*TASK*: Return each line of the data below verbatim; pictures are to be left out.

(Web page and app entries)
* * *
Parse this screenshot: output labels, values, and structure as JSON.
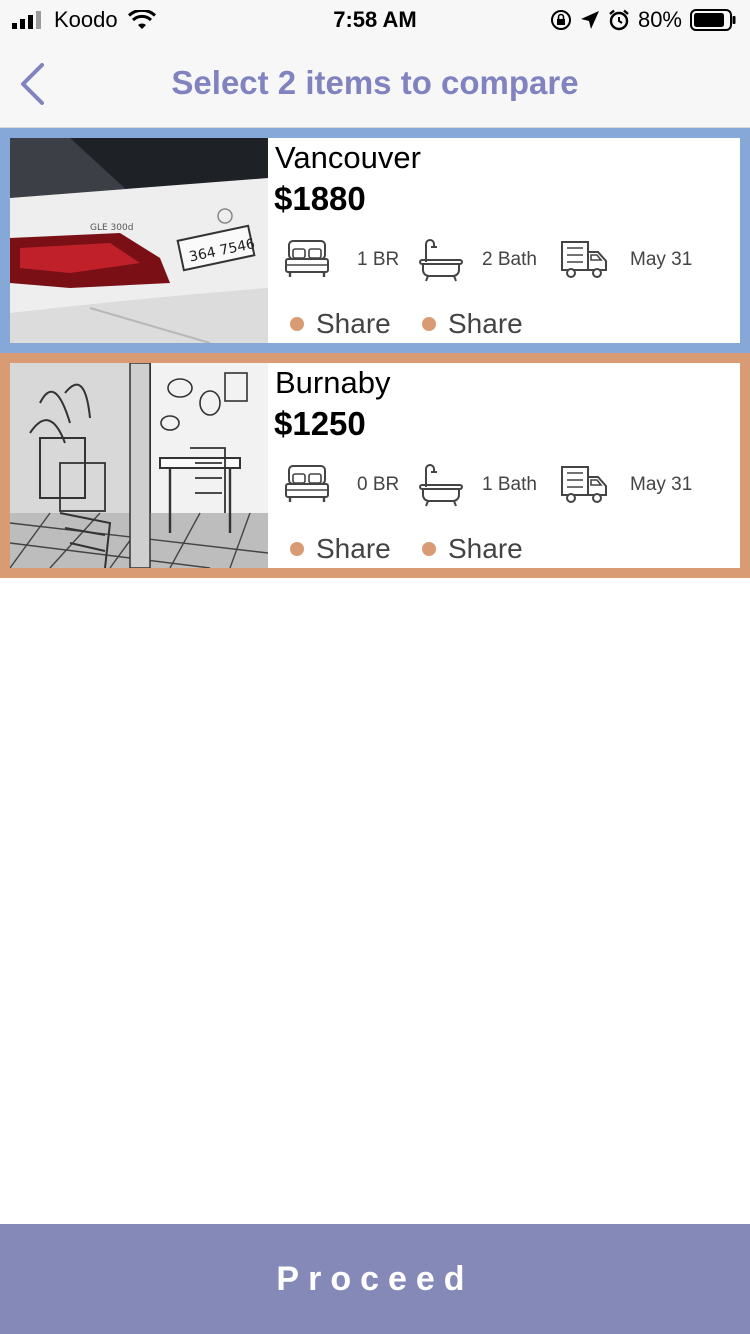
{
  "status_bar": {
    "carrier": "Koodo",
    "time": "7:58 AM",
    "battery": "80%"
  },
  "nav": {
    "title": "Select 2 items to compare"
  },
  "listings": [
    {
      "city": "Vancouver",
      "price": "$1880",
      "bedrooms": "1 BR",
      "bathrooms": "2 Bath",
      "move_in": "May 31",
      "tags": [
        "Share",
        "Share"
      ]
    },
    {
      "city": "Burnaby",
      "price": "$1250",
      "bedrooms": "0 BR",
      "bathrooms": "1 Bath",
      "move_in": "May 31",
      "tags": [
        "Share",
        "Share"
      ]
    }
  ],
  "footer": {
    "proceed_label": "Proceed"
  },
  "colors": {
    "accent": "#8083bf",
    "card1_border": "#85a8d9",
    "card2_border": "#d99b73",
    "proceed_bg": "#8589b8",
    "tag_dot": "#d99b73"
  }
}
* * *
*SOLVED PROBLEM*:
Parse this screenshot: output labels, values, and structure as JSON.
{
  "status_bar": {
    "carrier": "Koodo",
    "time": "7:58 AM",
    "battery": "80%"
  },
  "nav": {
    "title": "Select 2 items to compare"
  },
  "listings": [
    {
      "city": "Vancouver",
      "price": "$1880",
      "bedrooms": "1 BR",
      "bathrooms": "2 Bath",
      "move_in": "May 31",
      "tags": [
        "Share",
        "Share"
      ]
    },
    {
      "city": "Burnaby",
      "price": "$1250",
      "bedrooms": "0 BR",
      "bathrooms": "1 Bath",
      "move_in": "May 31",
      "tags": [
        "Share",
        "Share"
      ]
    }
  ],
  "footer": {
    "proceed_label": "Proceed"
  },
  "colors": {
    "accent": "#8083bf",
    "card1_border": "#85a8d9",
    "card2_border": "#d99b73",
    "proceed_bg": "#8589b8",
    "tag_dot": "#d99b73"
  }
}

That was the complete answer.